==== EXTRACTED MATERIAL ====
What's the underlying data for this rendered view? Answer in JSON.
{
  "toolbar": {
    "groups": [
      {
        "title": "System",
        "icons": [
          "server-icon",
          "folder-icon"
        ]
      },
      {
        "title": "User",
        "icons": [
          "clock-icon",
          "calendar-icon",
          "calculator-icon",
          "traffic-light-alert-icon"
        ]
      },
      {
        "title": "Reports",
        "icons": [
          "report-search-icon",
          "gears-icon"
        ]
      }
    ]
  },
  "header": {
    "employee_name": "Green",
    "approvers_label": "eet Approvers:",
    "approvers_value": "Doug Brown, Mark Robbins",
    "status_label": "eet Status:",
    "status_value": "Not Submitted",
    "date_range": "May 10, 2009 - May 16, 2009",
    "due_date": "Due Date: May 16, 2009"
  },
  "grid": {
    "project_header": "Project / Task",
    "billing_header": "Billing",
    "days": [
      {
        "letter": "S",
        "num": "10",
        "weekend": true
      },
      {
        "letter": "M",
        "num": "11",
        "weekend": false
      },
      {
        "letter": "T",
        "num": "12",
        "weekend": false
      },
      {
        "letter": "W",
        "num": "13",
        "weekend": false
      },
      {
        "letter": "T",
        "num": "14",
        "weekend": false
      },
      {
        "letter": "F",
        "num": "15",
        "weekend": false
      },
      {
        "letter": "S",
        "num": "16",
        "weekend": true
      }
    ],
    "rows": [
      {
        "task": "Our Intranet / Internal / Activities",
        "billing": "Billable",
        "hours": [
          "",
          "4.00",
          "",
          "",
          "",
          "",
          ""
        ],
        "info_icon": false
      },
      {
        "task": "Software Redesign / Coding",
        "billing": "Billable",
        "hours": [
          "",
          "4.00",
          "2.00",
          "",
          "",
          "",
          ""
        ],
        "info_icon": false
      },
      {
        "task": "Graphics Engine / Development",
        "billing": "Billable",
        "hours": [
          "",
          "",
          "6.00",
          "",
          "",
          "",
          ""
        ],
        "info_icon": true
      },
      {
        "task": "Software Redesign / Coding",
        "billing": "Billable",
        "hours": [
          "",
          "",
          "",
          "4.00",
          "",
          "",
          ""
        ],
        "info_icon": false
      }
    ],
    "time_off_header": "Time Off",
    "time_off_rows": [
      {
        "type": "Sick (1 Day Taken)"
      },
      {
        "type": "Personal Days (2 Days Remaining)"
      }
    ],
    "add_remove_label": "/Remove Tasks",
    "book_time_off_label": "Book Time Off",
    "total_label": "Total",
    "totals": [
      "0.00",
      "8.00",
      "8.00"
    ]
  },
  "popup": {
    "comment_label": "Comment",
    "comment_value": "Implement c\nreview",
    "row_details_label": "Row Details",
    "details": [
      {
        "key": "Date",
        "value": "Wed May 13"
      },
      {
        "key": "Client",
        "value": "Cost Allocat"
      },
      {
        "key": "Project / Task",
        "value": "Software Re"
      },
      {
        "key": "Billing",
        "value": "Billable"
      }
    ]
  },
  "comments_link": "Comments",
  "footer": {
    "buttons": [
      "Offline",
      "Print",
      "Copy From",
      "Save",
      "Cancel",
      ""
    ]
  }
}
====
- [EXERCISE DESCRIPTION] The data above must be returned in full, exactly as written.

- [YOUR SOLUTION]
What's the underlying data for this rendered view? Answer in JSON.
{
  "toolbar": {
    "groups": [
      {
        "title": "System",
        "icons": [
          "server-icon",
          "folder-icon"
        ]
      },
      {
        "title": "User",
        "icons": [
          "clock-icon",
          "calendar-icon",
          "calculator-icon",
          "traffic-light-alert-icon"
        ]
      },
      {
        "title": "Reports",
        "icons": [
          "report-search-icon",
          "gears-icon"
        ]
      }
    ]
  },
  "header": {
    "employee_name": "Green",
    "approvers_label": "eet Approvers:",
    "approvers_value": "Doug Brown, Mark Robbins",
    "status_label": "eet Status:",
    "status_value": "Not Submitted",
    "date_range": "May 10, 2009 - May 16, 2009",
    "due_date": "Due Date: May 16, 2009"
  },
  "grid": {
    "project_header": "Project / Task",
    "billing_header": "Billing",
    "days": [
      {
        "letter": "S",
        "num": "10",
        "weekend": true
      },
      {
        "letter": "M",
        "num": "11",
        "weekend": false
      },
      {
        "letter": "T",
        "num": "12",
        "weekend": false
      },
      {
        "letter": "W",
        "num": "13",
        "weekend": false
      },
      {
        "letter": "T",
        "num": "14",
        "weekend": false
      },
      {
        "letter": "F",
        "num": "15",
        "weekend": false
      },
      {
        "letter": "S",
        "num": "16",
        "weekend": true
      }
    ],
    "rows": [
      {
        "task": "Our Intranet / Internal / Activities",
        "billing": "Billable",
        "hours": [
          "",
          "4.00",
          "",
          "",
          "",
          "",
          ""
        ],
        "info_icon": false
      },
      {
        "task": "Software Redesign / Coding",
        "billing": "Billable",
        "hours": [
          "",
          "4.00",
          "2.00",
          "",
          "",
          "",
          ""
        ],
        "info_icon": false
      },
      {
        "task": "Graphics Engine / Development",
        "billing": "Billable",
        "hours": [
          "",
          "",
          "6.00",
          "",
          "",
          "",
          ""
        ],
        "info_icon": true
      },
      {
        "task": "Software Redesign / Coding",
        "billing": "Billable",
        "hours": [
          "",
          "",
          "",
          "4.00",
          "",
          "",
          ""
        ],
        "info_icon": false
      }
    ],
    "time_off_header": "Time Off",
    "time_off_rows": [
      {
        "type": "Sick (1 Day Taken)"
      },
      {
        "type": "Personal Days (2 Days Remaining)"
      }
    ],
    "add_remove_label": "/Remove Tasks",
    "book_time_off_label": "Book Time Off",
    "total_label": "Total",
    "totals": [
      "0.00",
      "8.00",
      "8.00"
    ]
  },
  "popup": {
    "comment_label": "Comment",
    "comment_value": "Implement c\nreview",
    "row_details_label": "Row Details",
    "details": [
      {
        "key": "Date",
        "value": "Wed May 13"
      },
      {
        "key": "Client",
        "value": "Cost Allocat"
      },
      {
        "key": "Project / Task",
        "value": "Software Re"
      },
      {
        "key": "Billing",
        "value": "Billable"
      }
    ]
  },
  "comments_link": "Comments",
  "footer": {
    "buttons": [
      "Offline",
      "Print",
      "Copy From",
      "Save",
      "Cancel",
      ""
    ]
  }
}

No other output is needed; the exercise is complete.